--- START ---

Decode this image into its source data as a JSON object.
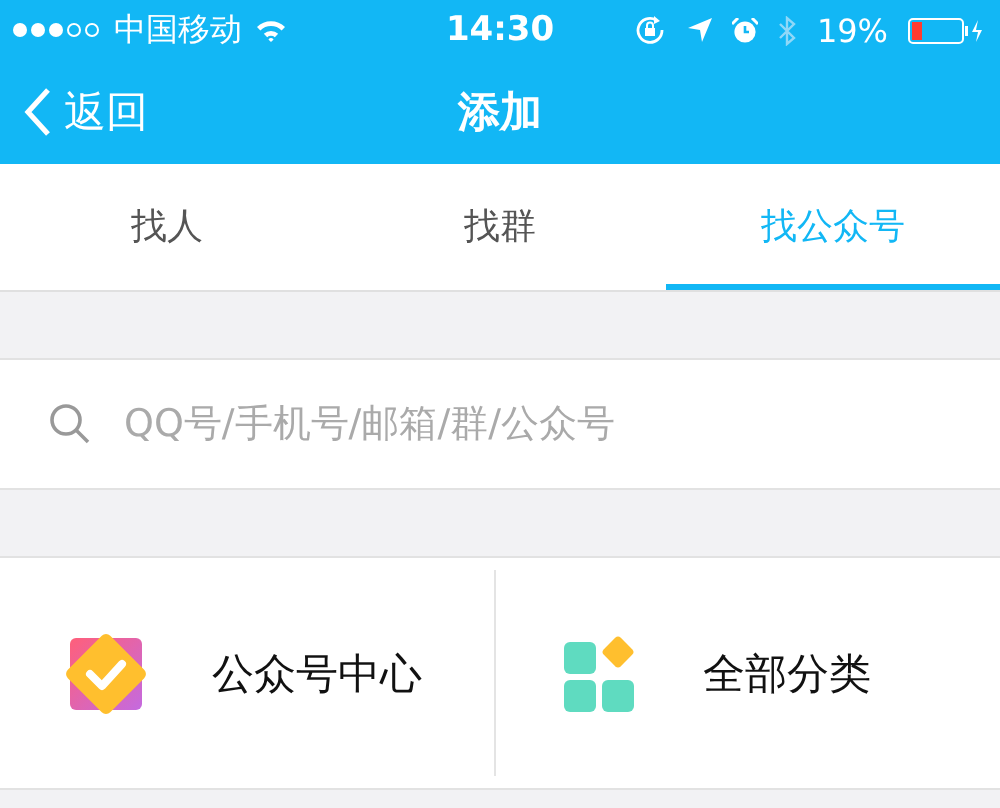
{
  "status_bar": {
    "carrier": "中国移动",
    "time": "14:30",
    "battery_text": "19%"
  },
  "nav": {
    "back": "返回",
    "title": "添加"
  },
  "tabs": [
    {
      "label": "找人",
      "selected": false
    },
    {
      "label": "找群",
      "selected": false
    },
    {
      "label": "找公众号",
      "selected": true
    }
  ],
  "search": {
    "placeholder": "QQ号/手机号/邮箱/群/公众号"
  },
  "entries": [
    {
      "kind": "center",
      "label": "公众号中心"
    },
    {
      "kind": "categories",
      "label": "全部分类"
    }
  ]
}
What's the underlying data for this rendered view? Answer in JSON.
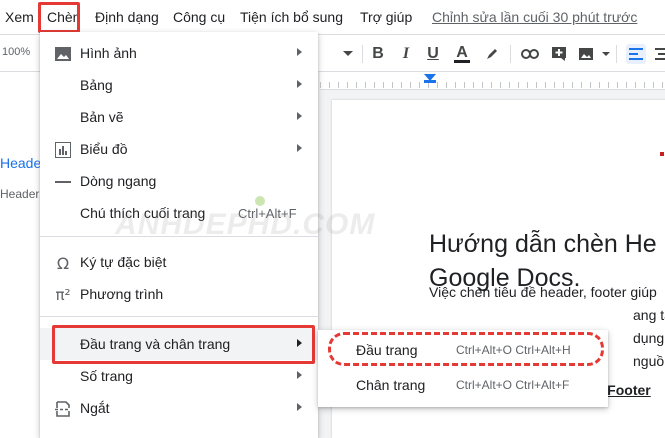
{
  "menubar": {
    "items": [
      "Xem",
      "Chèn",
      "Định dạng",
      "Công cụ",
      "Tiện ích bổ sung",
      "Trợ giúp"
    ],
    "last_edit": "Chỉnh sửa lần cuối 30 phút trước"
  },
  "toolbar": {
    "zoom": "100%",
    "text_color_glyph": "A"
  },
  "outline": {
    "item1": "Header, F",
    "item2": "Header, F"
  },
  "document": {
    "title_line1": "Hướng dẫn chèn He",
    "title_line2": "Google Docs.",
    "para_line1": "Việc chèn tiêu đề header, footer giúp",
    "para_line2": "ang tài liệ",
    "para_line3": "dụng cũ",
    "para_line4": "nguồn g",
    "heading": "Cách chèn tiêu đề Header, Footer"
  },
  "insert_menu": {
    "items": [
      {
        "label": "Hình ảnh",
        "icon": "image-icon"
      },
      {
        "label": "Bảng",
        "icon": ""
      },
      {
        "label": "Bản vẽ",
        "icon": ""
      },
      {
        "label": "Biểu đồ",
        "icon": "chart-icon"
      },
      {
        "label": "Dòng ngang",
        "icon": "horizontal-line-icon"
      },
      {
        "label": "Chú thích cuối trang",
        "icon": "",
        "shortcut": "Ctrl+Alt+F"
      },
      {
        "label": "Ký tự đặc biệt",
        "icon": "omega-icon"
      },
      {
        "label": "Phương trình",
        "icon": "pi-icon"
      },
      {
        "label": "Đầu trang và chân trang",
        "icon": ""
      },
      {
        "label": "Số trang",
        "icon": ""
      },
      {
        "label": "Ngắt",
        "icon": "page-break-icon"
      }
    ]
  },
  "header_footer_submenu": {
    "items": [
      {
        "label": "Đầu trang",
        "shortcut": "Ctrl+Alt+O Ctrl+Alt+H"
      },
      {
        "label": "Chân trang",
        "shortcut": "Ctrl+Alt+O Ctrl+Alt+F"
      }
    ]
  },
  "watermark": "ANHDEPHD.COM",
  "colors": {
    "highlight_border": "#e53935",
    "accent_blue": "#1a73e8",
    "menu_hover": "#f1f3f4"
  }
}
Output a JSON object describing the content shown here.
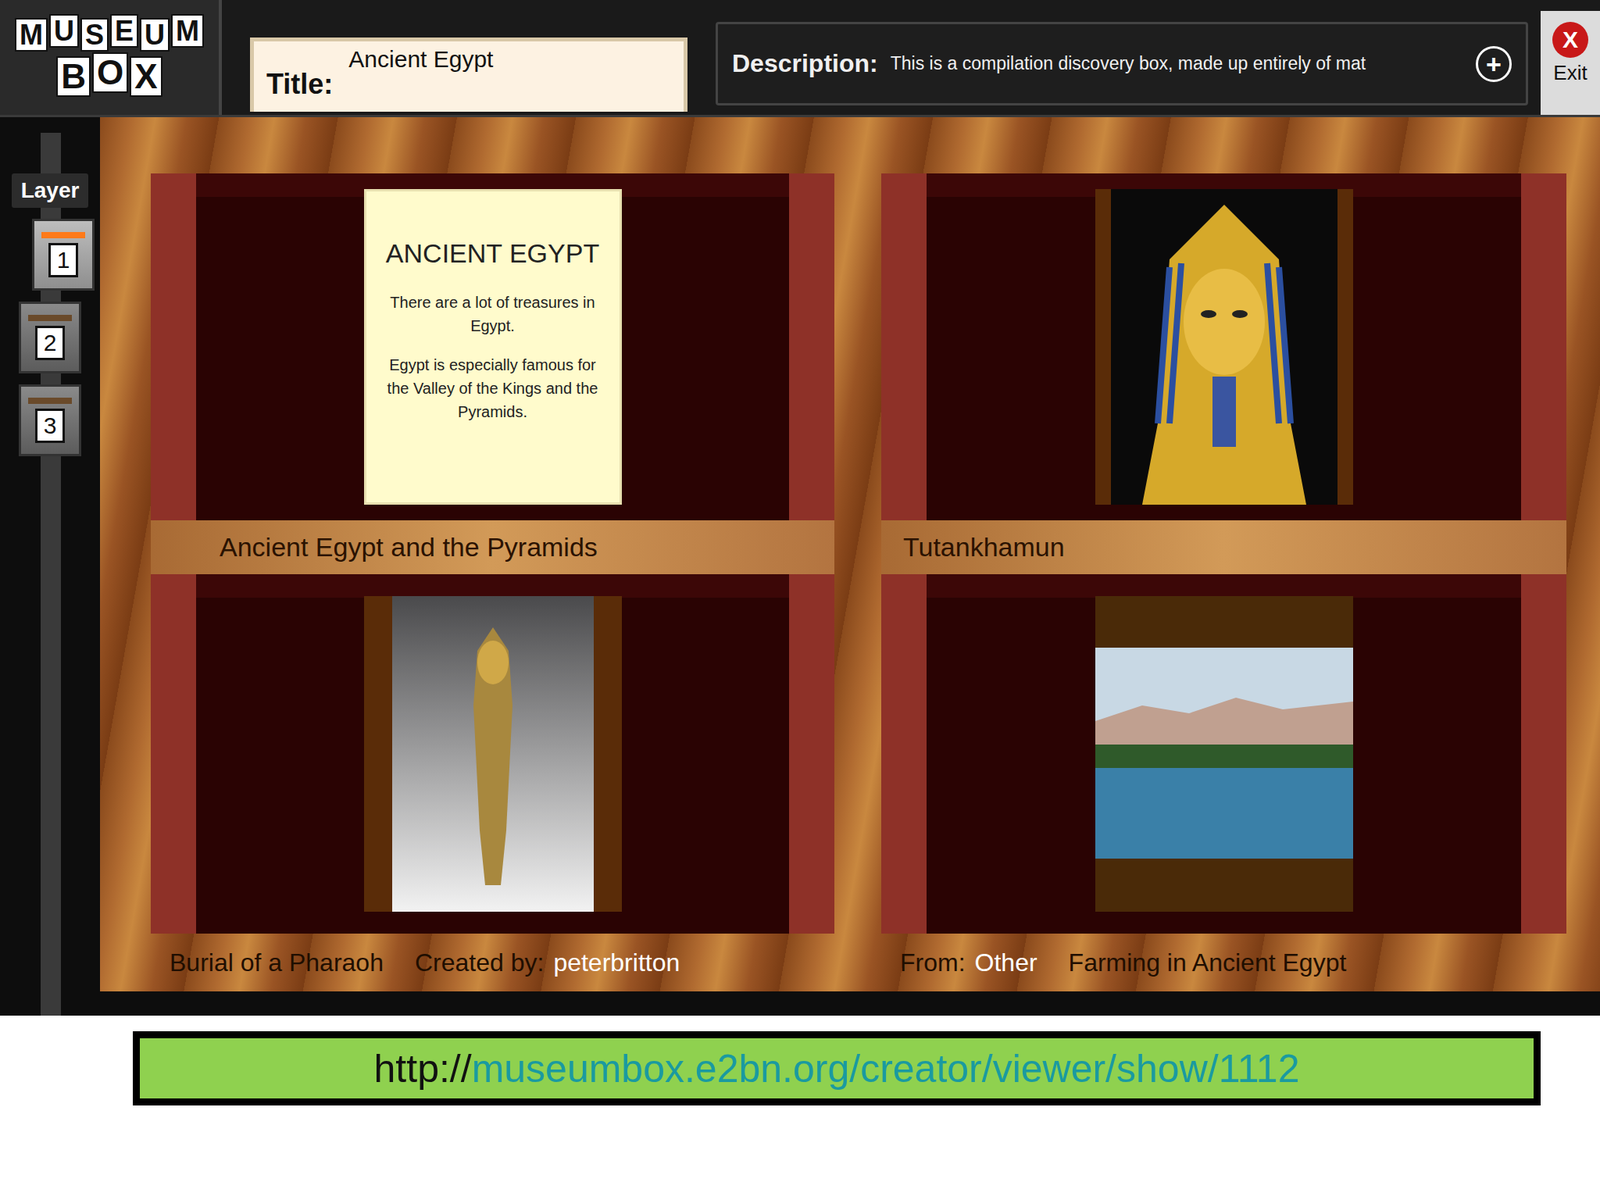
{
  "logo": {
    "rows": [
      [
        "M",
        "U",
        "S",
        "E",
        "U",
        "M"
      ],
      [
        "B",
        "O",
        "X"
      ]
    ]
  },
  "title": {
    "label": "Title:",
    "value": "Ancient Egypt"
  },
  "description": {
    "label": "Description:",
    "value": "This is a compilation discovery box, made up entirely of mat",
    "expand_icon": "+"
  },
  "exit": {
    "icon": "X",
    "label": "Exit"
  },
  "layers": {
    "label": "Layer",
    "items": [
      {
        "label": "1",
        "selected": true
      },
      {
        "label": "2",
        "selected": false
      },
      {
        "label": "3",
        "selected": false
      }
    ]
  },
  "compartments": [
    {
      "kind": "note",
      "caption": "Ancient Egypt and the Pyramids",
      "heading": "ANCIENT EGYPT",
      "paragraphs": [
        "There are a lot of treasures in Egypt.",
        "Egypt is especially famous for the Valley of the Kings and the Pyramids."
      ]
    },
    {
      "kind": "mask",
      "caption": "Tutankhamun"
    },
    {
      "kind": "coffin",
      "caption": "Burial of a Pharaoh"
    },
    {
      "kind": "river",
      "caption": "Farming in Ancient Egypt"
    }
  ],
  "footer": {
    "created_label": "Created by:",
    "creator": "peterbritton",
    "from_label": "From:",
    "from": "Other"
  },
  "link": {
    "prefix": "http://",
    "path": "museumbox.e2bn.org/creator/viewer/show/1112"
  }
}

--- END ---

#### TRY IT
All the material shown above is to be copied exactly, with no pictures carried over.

#### ANSWER TO THIS EXERCISE
Decode this image into its source data as a JSON object.
{
  "status_bar": {
    "carrier": "中国移动",
    "time": "14:30",
    "battery_text": "19%"
  },
  "nav": {
    "back": "返回",
    "title": "添加"
  },
  "tabs": [
    {
      "label": "找人",
      "selected": false
    },
    {
      "label": "找群",
      "selected": false
    },
    {
      "label": "找公众号",
      "selected": true
    }
  ],
  "search": {
    "placeholder": "QQ号/手机号/邮箱/群/公众号"
  },
  "entries": [
    {
      "kind": "center",
      "label": "公众号中心"
    },
    {
      "kind": "categories",
      "label": "全部分类"
    }
  ]
}
What's the underlying data for this rendered view? Answer in JSON.
{
  "menubar": {
    "items": [
      "Xem",
      "Chèn",
      "Định dạng",
      "Công cụ",
      "Tiện ích bổ sung",
      "Trợ giúp"
    ],
    "last_edit": "Chỉnh sửa lần cuối 30 phút trước"
  },
  "toolbar": {
    "zoom": "100%",
    "text_color_glyph": "A"
  },
  "outline": {
    "item1": "Header, F",
    "item2": "Header, F"
  },
  "document": {
    "title_line1": "Hướng dẫn chèn He",
    "title_line2": "Google Docs.",
    "para_line1": "Việc chèn tiêu đề header, footer giúp",
    "para_line2": "ang tài liệ",
    "para_line3": "dụng cũ",
    "para_line4": "nguồn g",
    "heading": "Cách chèn tiêu đề Header, Footer"
  },
  "insert_menu": {
    "items": [
      {
        "label": "Hình ảnh",
        "icon": "image-icon"
      },
      {
        "label": "Bảng",
        "icon": ""
      },
      {
        "label": "Bản vẽ",
        "icon": ""
      },
      {
        "label": "Biểu đồ",
        "icon": "chart-icon"
      },
      {
        "label": "Dòng ngang",
        "icon": "horizontal-line-icon"
      },
      {
        "label": "Chú thích cuối trang",
        "icon": "",
        "shortcut": "Ctrl+Alt+F"
      },
      {
        "label": "Ký tự đặc biệt",
        "icon": "omega-icon"
      },
      {
        "label": "Phương trình",
        "icon": "pi-icon"
      },
      {
        "label": "Đầu trang và chân trang",
        "icon": ""
      },
      {
        "label": "Số trang",
        "icon": ""
      },
      {
        "label": "Ngắt",
        "icon": "page-break-icon"
      }
    ]
  },
  "header_footer_submenu": {
    "items": [
      {
        "label": "Đầu trang",
        "shortcut": "Ctrl+Alt+O Ctrl+Alt+H"
      },
      {
        "label": "Chân trang",
        "shortcut": "Ctrl+Alt+O Ctrl+Alt+F"
      }
    ]
  },
  "watermark": "ANHDEPHD.COM",
  "colors": {
    "highlight_border": "#e53935",
    "accent_blue": "#1a73e8",
    "menu_hover": "#f1f3f4"
  }
}
Output a JSON object describing the content shown here.
{
  "logo": {
    "rows": [
      [
        "M",
        "U",
        "S",
        "E",
        "U",
        "M"
      ],
      [
        "B",
        "O",
        "X"
      ]
    ]
  },
  "title": {
    "label": "Title:",
    "value": "Ancient Egypt"
  },
  "description": {
    "label": "Description:",
    "value": "This is a compilation discovery box, made up entirely of mat",
    "expand_icon": "+"
  },
  "exit": {
    "icon": "X",
    "label": "Exit"
  },
  "layers": {
    "label": "Layer",
    "items": [
      {
        "label": "1",
        "selected": true
      },
      {
        "label": "2",
        "selected": false
      },
      {
        "label": "3",
        "selected": false
      }
    ]
  },
  "compartments": [
    {
      "kind": "note",
      "caption": "Ancient Egypt and the Pyramids",
      "heading": "ANCIENT EGYPT",
      "paragraphs": [
        "There are a lot of treasures in Egypt.",
        "Egypt is especially famous for the Valley of the Kings and the Pyramids."
      ]
    },
    {
      "kind": "mask",
      "caption": "Tutankhamun"
    },
    {
      "kind": "coffin",
      "caption": "Burial of a Pharaoh"
    },
    {
      "kind": "river",
      "caption": "Farming in Ancient Egypt"
    }
  ],
  "footer": {
    "created_label": "Created by:",
    "creator": "peterbritton",
    "from_label": "From:",
    "from": "Other"
  },
  "link": {
    "prefix": "http://",
    "path": "museumbox.e2bn.org/creator/viewer/show/1112"
  }
}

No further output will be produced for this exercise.